As a Point Scholar, Ehret will receive leadership training, work with a mentor in her field who will guide her in her professional decisions, and complete a community service project designed to positively impact the LGBTQ community. Said Ehret: “I am excited and honored to have been selected as a scholar amongst so many talented applicants. I look forward to having the support and guidance that the Point Foundation provides as I continue to work towards increasing my ability to be an effective advocate for the LGBTQ community.”

Ehret began advocating for the rights of LGBTQ people as a freshman at The College of New Jersey when she joined the campus’s LGBTQ organization. Later as president and executive board member, she emphasized advocacy and activism initiatives, significantly increased membership and programming, and worked with campus administrators to achieve transgender-inclusive policies and practices. After graduation, she worked as a grant writer for two social justice organizations and as a volunteer for five LGBTQ non-discrimination and same-sex marriage campaigns.

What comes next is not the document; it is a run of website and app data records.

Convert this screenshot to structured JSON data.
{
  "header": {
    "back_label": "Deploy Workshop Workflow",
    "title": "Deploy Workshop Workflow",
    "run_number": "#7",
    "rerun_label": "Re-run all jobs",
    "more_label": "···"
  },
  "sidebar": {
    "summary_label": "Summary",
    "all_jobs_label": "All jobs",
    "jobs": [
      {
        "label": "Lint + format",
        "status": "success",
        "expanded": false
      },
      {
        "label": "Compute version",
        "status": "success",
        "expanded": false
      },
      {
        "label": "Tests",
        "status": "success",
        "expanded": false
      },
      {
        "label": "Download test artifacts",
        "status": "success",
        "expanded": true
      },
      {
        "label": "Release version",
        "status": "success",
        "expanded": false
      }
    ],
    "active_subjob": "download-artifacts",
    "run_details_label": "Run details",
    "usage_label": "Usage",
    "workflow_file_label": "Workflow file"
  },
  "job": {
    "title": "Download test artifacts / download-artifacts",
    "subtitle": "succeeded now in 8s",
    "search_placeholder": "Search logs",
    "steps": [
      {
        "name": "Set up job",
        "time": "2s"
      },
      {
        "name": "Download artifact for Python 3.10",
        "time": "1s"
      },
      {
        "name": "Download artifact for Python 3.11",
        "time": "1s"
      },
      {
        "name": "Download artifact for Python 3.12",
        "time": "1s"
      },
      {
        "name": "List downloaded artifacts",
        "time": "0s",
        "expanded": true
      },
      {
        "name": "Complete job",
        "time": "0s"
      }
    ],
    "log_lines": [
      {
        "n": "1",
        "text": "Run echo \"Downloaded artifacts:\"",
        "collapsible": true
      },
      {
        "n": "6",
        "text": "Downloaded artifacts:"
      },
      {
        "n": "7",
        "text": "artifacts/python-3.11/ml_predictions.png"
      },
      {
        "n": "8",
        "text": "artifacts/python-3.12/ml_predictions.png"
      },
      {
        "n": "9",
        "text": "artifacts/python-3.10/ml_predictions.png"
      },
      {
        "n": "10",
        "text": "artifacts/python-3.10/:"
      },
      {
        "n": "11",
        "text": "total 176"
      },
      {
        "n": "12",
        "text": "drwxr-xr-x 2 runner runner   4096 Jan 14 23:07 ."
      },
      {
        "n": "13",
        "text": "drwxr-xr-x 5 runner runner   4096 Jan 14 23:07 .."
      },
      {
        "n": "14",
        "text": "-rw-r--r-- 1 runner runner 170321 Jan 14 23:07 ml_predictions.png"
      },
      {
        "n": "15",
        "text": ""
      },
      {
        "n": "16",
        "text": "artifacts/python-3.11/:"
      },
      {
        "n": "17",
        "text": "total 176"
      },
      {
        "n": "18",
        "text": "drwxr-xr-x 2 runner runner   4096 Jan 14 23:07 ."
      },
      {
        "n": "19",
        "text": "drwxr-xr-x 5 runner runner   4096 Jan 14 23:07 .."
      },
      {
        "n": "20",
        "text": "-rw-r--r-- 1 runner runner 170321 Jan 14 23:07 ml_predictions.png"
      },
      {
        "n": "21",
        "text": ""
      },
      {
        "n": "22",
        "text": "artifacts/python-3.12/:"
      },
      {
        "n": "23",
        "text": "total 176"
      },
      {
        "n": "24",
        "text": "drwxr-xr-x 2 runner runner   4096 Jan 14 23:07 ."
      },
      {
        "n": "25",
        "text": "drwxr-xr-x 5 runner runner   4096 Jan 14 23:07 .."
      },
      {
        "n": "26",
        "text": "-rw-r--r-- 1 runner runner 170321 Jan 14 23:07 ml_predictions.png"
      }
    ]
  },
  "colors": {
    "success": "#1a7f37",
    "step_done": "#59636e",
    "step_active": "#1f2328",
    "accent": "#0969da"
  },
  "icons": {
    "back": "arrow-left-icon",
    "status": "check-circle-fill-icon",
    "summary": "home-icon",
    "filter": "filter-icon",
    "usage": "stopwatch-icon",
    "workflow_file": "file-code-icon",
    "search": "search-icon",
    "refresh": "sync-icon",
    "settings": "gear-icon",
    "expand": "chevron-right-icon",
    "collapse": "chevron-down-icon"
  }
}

Ehret’s commitment to LGBTQ and other social justice issues has been evident throughout her time at Rutgers–Newark Law School. In her first year, she was fundraising chair of the LGBTQ Caucus, a representative to the National Lawyers Guild, the Women’s Law Forum, and the Public Interest Law Foundation, and a volunteer for the Courtroom Advocates Program.

As a Patton Boggs Public Policy Fellow during the summer of 2013, Ehret was a Policy Clerk at the National Center for Lesbian Rights, a position that both affirmed her goal to work as an advocate for LGBTQ rights after law school and expanded her understanding of and interest in public policy work.

As a 2L Ehret was co-chair of the LGBTQ Law Caucus, co-founder and chair of the Mental Illness and Disability Law Society, and events chair of the Rutgers Public Interest Law Foundation. In the Fall semester of her 2L year, she worked as a legal intern at Lambda Legal’s Transgender Rights Project. For her interest in public interest law, she was named one of the school’s Marsha Wenk Fellows and, as part of her fellowship, interned during the spring semester of her 2L year at the American Civil Liberties Union of New Jersey.

This summer Ehret is working as a 2014 Holley Law Fellow in the Washington, D.C. office of the National Gay and Lesbian Task Force.

She has been elected New Jersey Developments Editor of the Rutgers Law Review for the 2014-2015 academic year and her note, “Legal Loophole: How LGBTQ Nondiscrimination Laws Overlook the Partners of Transgender People,” has been accepted for publication in Volume 67:2 of the Rutgers Law Review. Ehret has been named a 2015 Eagleton Institute for Politics Governor’s Executive Fellow and a member of the Rutgers Public Interest Law Foundation’s board of directors. Outside of Rutgers, she is a member of the board of directors of the Rising Minds Foundation, a nonprofit that engages in social justice activism through the arts.